• **WHAT THIS TASK INVOLVES**
Where the records contain images, omit them, and repeat everything else word for word.

[[ MATERIAL SHOWN, beginning ]]

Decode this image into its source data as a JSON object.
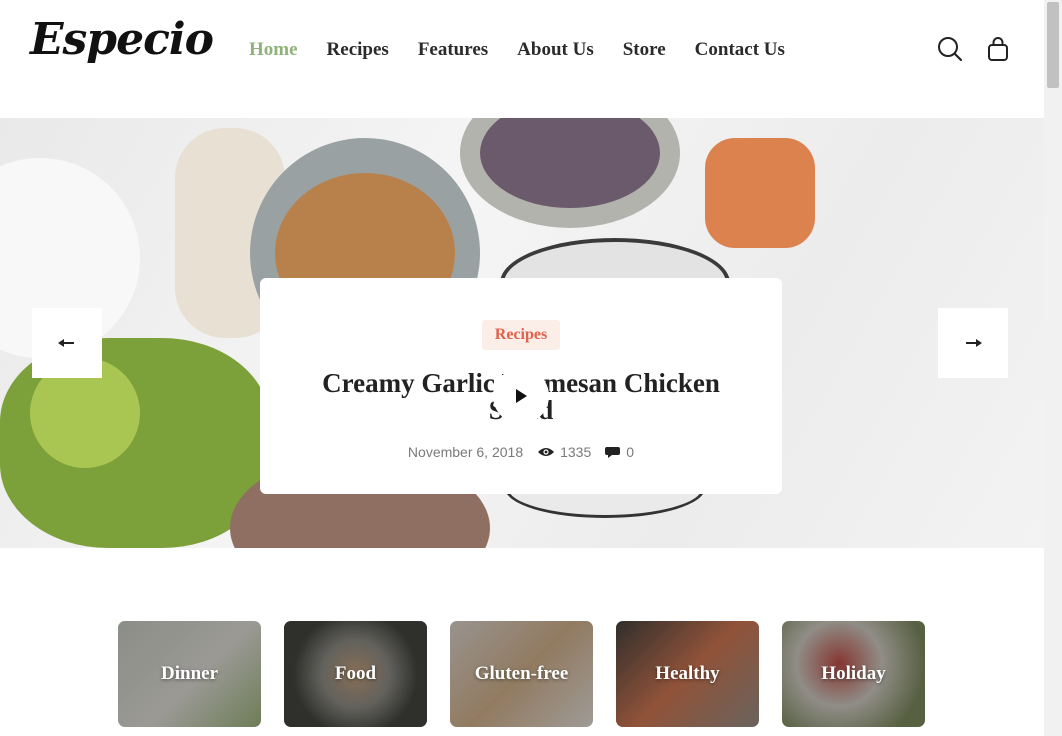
{
  "header": {
    "logo": "Especio",
    "nav": [
      {
        "label": "Home",
        "active": true
      },
      {
        "label": "Recipes",
        "active": false
      },
      {
        "label": "Features",
        "active": false
      },
      {
        "label": "About Us",
        "active": false
      },
      {
        "label": "Store",
        "active": false
      },
      {
        "label": "Contact Us",
        "active": false
      }
    ],
    "icons": [
      "search-icon",
      "shopping-bag-icon"
    ]
  },
  "hero": {
    "tag": "Recipes",
    "title": "Creamy Garlic Parmesan Chicken Salad",
    "date": "November 6, 2018",
    "views": "1335",
    "comments": "0",
    "prev_icon": "arrow-left-icon",
    "next_icon": "arrow-right-icon",
    "play_icon": "play-icon"
  },
  "categories": [
    {
      "label": "Dinner"
    },
    {
      "label": "Food"
    },
    {
      "label": "Gluten-free"
    },
    {
      "label": "Healthy"
    },
    {
      "label": "Holiday"
    }
  ],
  "colors": {
    "accent": "#8fb27a",
    "tag_text": "#e0624a",
    "tag_bg": "#fbeee9"
  }
}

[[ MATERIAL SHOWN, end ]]

• **RESPONSE AREA**
Decode this image into its source data as a JSON object.
{
  "header": {
    "logo": "Especio",
    "nav": [
      {
        "label": "Home",
        "active": true
      },
      {
        "label": "Recipes",
        "active": false
      },
      {
        "label": "Features",
        "active": false
      },
      {
        "label": "About Us",
        "active": false
      },
      {
        "label": "Store",
        "active": false
      },
      {
        "label": "Contact Us",
        "active": false
      }
    ],
    "icons": [
      "search-icon",
      "shopping-bag-icon"
    ]
  },
  "hero": {
    "tag": "Recipes",
    "title": "Creamy Garlic Parmesan Chicken Salad",
    "date": "November 6, 2018",
    "views": "1335",
    "comments": "0",
    "prev_icon": "arrow-left-icon",
    "next_icon": "arrow-right-icon",
    "play_icon": "play-icon"
  },
  "categories": [
    {
      "label": "Dinner"
    },
    {
      "label": "Food"
    },
    {
      "label": "Gluten-free"
    },
    {
      "label": "Healthy"
    },
    {
      "label": "Holiday"
    }
  ],
  "colors": {
    "accent": "#8fb27a",
    "tag_text": "#e0624a",
    "tag_bg": "#fbeee9"
  }
}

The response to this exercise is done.